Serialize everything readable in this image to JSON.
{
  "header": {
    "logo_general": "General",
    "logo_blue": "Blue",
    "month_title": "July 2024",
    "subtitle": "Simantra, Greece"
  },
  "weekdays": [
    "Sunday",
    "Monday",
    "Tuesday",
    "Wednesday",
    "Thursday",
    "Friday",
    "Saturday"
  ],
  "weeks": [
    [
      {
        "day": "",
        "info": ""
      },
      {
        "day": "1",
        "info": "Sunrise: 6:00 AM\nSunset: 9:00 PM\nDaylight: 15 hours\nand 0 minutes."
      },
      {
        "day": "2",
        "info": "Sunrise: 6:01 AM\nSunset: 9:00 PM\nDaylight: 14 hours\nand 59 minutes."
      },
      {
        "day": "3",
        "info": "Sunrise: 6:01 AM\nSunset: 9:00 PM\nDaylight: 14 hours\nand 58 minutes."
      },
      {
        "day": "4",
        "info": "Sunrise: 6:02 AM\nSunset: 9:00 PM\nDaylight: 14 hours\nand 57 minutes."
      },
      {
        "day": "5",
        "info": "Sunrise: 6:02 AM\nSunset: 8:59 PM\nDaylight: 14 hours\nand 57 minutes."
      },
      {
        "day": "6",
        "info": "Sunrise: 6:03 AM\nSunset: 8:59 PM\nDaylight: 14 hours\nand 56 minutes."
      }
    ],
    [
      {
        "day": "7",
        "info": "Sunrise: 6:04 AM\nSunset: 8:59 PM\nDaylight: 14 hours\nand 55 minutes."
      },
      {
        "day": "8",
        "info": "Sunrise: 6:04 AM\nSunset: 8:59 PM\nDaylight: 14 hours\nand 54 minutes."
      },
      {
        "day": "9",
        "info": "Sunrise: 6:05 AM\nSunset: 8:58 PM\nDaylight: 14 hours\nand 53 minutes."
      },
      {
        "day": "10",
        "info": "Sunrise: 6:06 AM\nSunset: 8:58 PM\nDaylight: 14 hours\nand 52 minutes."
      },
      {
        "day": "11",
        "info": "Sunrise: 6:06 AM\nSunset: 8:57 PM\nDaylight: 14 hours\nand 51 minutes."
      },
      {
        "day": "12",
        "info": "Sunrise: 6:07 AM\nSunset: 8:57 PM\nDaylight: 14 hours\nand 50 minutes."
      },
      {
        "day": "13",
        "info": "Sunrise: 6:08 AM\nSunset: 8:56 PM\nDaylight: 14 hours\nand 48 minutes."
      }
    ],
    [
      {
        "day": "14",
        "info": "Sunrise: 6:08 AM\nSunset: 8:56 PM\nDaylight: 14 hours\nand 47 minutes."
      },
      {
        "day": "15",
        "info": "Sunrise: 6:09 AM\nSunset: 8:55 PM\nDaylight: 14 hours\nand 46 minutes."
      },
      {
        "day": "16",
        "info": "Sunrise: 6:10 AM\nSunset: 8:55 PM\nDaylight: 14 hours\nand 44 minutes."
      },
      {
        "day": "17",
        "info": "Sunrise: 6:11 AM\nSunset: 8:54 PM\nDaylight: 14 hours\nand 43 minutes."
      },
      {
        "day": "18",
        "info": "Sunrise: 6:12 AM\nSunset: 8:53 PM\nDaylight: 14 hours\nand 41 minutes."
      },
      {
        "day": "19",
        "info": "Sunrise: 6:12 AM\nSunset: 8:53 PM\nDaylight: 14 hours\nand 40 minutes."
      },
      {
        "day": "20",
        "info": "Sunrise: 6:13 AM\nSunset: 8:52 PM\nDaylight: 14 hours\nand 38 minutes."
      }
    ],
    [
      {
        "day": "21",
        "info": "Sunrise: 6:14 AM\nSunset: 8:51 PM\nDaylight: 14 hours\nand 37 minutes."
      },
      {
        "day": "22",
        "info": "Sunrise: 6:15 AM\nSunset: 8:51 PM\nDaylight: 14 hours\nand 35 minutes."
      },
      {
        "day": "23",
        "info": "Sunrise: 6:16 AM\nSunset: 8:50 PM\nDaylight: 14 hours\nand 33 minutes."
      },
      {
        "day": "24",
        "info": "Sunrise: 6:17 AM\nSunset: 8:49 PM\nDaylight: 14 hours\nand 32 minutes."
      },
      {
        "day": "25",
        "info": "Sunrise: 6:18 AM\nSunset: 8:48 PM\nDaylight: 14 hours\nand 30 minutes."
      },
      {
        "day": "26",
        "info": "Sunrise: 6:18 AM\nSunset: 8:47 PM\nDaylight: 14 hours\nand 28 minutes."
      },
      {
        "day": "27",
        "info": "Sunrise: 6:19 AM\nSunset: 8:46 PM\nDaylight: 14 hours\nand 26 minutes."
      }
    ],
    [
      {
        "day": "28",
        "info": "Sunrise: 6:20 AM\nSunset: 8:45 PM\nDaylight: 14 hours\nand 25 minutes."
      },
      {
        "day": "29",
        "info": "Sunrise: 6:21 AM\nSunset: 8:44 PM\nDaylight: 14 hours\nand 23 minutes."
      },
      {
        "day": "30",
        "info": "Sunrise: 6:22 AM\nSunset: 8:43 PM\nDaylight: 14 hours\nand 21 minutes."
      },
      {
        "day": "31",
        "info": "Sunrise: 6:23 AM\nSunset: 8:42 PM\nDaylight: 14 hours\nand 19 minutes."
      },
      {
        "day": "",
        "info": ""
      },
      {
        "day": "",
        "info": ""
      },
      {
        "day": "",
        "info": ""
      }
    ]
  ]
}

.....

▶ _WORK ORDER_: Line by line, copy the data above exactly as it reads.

▶ _FINISHED EXERCISE_:
Serialize everything readable in this image to JSON.
{
  "header": {
    "logo_general": "General",
    "logo_blue": "Blue",
    "month_title": "July 2024",
    "subtitle": "Simantra, Greece"
  },
  "weekdays": [
    "Sunday",
    "Monday",
    "Tuesday",
    "Wednesday",
    "Thursday",
    "Friday",
    "Saturday"
  ],
  "weeks": [
    [
      {
        "day": "",
        "info": ""
      },
      {
        "day": "1",
        "info": "Sunrise: 6:00 AM\nSunset: 9:00 PM\nDaylight: 15 hours\nand 0 minutes."
      },
      {
        "day": "2",
        "info": "Sunrise: 6:01 AM\nSunset: 9:00 PM\nDaylight: 14 hours\nand 59 minutes."
      },
      {
        "day": "3",
        "info": "Sunrise: 6:01 AM\nSunset: 9:00 PM\nDaylight: 14 hours\nand 58 minutes."
      },
      {
        "day": "4",
        "info": "Sunrise: 6:02 AM\nSunset: 9:00 PM\nDaylight: 14 hours\nand 57 minutes."
      },
      {
        "day": "5",
        "info": "Sunrise: 6:02 AM\nSunset: 8:59 PM\nDaylight: 14 hours\nand 57 minutes."
      },
      {
        "day": "6",
        "info": "Sunrise: 6:03 AM\nSunset: 8:59 PM\nDaylight: 14 hours\nand 56 minutes."
      }
    ],
    [
      {
        "day": "7",
        "info": "Sunrise: 6:04 AM\nSunset: 8:59 PM\nDaylight: 14 hours\nand 55 minutes."
      },
      {
        "day": "8",
        "info": "Sunrise: 6:04 AM\nSunset: 8:59 PM\nDaylight: 14 hours\nand 54 minutes."
      },
      {
        "day": "9",
        "info": "Sunrise: 6:05 AM\nSunset: 8:58 PM\nDaylight: 14 hours\nand 53 minutes."
      },
      {
        "day": "10",
        "info": "Sunrise: 6:06 AM\nSunset: 8:58 PM\nDaylight: 14 hours\nand 52 minutes."
      },
      {
        "day": "11",
        "info": "Sunrise: 6:06 AM\nSunset: 8:57 PM\nDaylight: 14 hours\nand 51 minutes."
      },
      {
        "day": "12",
        "info": "Sunrise: 6:07 AM\nSunset: 8:57 PM\nDaylight: 14 hours\nand 50 minutes."
      },
      {
        "day": "13",
        "info": "Sunrise: 6:08 AM\nSunset: 8:56 PM\nDaylight: 14 hours\nand 48 minutes."
      }
    ],
    [
      {
        "day": "14",
        "info": "Sunrise: 6:08 AM\nSunset: 8:56 PM\nDaylight: 14 hours\nand 47 minutes."
      },
      {
        "day": "15",
        "info": "Sunrise: 6:09 AM\nSunset: 8:55 PM\nDaylight: 14 hours\nand 46 minutes."
      },
      {
        "day": "16",
        "info": "Sunrise: 6:10 AM\nSunset: 8:55 PM\nDaylight: 14 hours\nand 44 minutes."
      },
      {
        "day": "17",
        "info": "Sunrise: 6:11 AM\nSunset: 8:54 PM\nDaylight: 14 hours\nand 43 minutes."
      },
      {
        "day": "18",
        "info": "Sunrise: 6:12 AM\nSunset: 8:53 PM\nDaylight: 14 hours\nand 41 minutes."
      },
      {
        "day": "19",
        "info": "Sunrise: 6:12 AM\nSunset: 8:53 PM\nDaylight: 14 hours\nand 40 minutes."
      },
      {
        "day": "20",
        "info": "Sunrise: 6:13 AM\nSunset: 8:52 PM\nDaylight: 14 hours\nand 38 minutes."
      }
    ],
    [
      {
        "day": "21",
        "info": "Sunrise: 6:14 AM\nSunset: 8:51 PM\nDaylight: 14 hours\nand 37 minutes."
      },
      {
        "day": "22",
        "info": "Sunrise: 6:15 AM\nSunset: 8:51 PM\nDaylight: 14 hours\nand 35 minutes."
      },
      {
        "day": "23",
        "info": "Sunrise: 6:16 AM\nSunset: 8:50 PM\nDaylight: 14 hours\nand 33 minutes."
      },
      {
        "day": "24",
        "info": "Sunrise: 6:17 AM\nSunset: 8:49 PM\nDaylight: 14 hours\nand 32 minutes."
      },
      {
        "day": "25",
        "info": "Sunrise: 6:18 AM\nSunset: 8:48 PM\nDaylight: 14 hours\nand 30 minutes."
      },
      {
        "day": "26",
        "info": "Sunrise: 6:18 AM\nSunset: 8:47 PM\nDaylight: 14 hours\nand 28 minutes."
      },
      {
        "day": "27",
        "info": "Sunrise: 6:19 AM\nSunset: 8:46 PM\nDaylight: 14 hours\nand 26 minutes."
      }
    ],
    [
      {
        "day": "28",
        "info": "Sunrise: 6:20 AM\nSunset: 8:45 PM\nDaylight: 14 hours\nand 25 minutes."
      },
      {
        "day": "29",
        "info": "Sunrise: 6:21 AM\nSunset: 8:44 PM\nDaylight: 14 hours\nand 23 minutes."
      },
      {
        "day": "30",
        "info": "Sunrise: 6:22 AM\nSunset: 8:43 PM\nDaylight: 14 hours\nand 21 minutes."
      },
      {
        "day": "31",
        "info": "Sunrise: 6:23 AM\nSunset: 8:42 PM\nDaylight: 14 hours\nand 19 minutes."
      },
      {
        "day": "",
        "info": ""
      },
      {
        "day": "",
        "info": ""
      },
      {
        "day": "",
        "info": ""
      }
    ]
  ]
}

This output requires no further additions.